Component data from apps and pages:
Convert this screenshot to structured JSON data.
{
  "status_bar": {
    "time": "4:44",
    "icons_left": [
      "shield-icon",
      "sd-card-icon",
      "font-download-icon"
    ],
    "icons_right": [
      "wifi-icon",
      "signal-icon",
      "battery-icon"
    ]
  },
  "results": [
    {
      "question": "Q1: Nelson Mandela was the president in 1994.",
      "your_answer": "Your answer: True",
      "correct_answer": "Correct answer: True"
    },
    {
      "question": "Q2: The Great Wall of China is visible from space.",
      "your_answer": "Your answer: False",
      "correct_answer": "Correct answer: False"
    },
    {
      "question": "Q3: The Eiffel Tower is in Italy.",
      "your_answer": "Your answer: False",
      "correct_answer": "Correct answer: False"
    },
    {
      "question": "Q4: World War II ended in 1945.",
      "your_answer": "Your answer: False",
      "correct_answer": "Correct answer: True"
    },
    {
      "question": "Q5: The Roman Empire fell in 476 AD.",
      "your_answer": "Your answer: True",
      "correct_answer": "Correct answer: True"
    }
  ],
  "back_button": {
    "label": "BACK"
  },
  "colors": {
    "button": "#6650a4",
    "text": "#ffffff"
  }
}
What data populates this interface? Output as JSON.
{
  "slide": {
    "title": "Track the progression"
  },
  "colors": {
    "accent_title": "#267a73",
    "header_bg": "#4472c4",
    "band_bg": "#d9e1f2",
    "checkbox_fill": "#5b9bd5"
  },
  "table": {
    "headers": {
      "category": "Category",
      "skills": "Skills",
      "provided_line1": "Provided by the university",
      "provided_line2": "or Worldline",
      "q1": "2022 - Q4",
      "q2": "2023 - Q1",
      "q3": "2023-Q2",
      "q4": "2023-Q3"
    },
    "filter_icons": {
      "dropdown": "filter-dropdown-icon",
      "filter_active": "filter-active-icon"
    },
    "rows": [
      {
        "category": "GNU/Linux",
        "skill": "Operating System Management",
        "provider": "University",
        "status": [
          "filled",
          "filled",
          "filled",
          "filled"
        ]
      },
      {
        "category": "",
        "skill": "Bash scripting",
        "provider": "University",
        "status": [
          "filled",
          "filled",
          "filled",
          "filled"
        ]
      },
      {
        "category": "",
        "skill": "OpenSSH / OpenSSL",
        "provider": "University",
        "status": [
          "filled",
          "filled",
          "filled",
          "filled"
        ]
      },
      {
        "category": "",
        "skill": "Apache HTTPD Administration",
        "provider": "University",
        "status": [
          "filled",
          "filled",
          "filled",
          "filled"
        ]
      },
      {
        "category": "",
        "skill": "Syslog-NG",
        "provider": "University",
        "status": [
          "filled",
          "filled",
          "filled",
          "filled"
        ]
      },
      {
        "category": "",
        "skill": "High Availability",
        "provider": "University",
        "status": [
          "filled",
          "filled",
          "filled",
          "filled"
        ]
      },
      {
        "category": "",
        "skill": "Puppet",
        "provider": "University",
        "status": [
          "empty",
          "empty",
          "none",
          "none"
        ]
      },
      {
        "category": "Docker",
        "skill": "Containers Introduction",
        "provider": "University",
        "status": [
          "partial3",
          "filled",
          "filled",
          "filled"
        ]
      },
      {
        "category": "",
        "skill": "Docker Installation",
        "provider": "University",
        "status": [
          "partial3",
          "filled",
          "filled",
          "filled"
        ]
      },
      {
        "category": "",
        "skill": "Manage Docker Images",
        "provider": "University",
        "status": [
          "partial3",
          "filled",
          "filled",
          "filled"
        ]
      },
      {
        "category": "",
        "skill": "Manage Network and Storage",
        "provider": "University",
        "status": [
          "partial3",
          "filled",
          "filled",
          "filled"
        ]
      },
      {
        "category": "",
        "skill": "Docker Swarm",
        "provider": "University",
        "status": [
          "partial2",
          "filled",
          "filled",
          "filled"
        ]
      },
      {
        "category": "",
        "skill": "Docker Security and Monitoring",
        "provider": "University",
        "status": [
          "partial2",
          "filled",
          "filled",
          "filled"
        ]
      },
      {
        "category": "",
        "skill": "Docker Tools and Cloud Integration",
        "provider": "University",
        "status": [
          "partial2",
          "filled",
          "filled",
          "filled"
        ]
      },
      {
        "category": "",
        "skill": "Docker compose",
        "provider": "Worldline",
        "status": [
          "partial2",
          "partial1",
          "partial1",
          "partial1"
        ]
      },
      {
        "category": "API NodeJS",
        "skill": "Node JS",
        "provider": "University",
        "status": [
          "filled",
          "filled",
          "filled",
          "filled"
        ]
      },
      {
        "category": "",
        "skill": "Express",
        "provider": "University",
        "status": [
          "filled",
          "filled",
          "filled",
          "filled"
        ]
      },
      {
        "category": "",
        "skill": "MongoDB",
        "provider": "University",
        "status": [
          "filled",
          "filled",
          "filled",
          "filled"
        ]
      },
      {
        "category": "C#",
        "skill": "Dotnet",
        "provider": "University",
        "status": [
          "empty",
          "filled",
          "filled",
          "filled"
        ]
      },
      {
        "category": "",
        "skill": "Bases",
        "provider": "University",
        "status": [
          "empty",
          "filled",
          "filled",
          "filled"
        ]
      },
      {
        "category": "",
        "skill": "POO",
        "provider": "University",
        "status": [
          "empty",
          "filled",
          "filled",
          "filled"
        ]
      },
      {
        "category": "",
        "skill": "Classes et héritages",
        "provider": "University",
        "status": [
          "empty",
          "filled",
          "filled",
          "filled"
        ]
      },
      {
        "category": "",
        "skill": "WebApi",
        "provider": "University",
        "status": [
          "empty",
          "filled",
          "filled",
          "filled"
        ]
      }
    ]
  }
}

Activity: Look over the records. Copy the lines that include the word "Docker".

Expected answer:
        "category": "Docker",
        "skill": "Docker Installation",
        "skill": "Manage Docker Images",
        "skill": "Docker Swarm",
        "skill": "Docker Security and Monitoring",
        "skill": "Docker Tools and Cloud Integration",
        "skill": "Docker compose",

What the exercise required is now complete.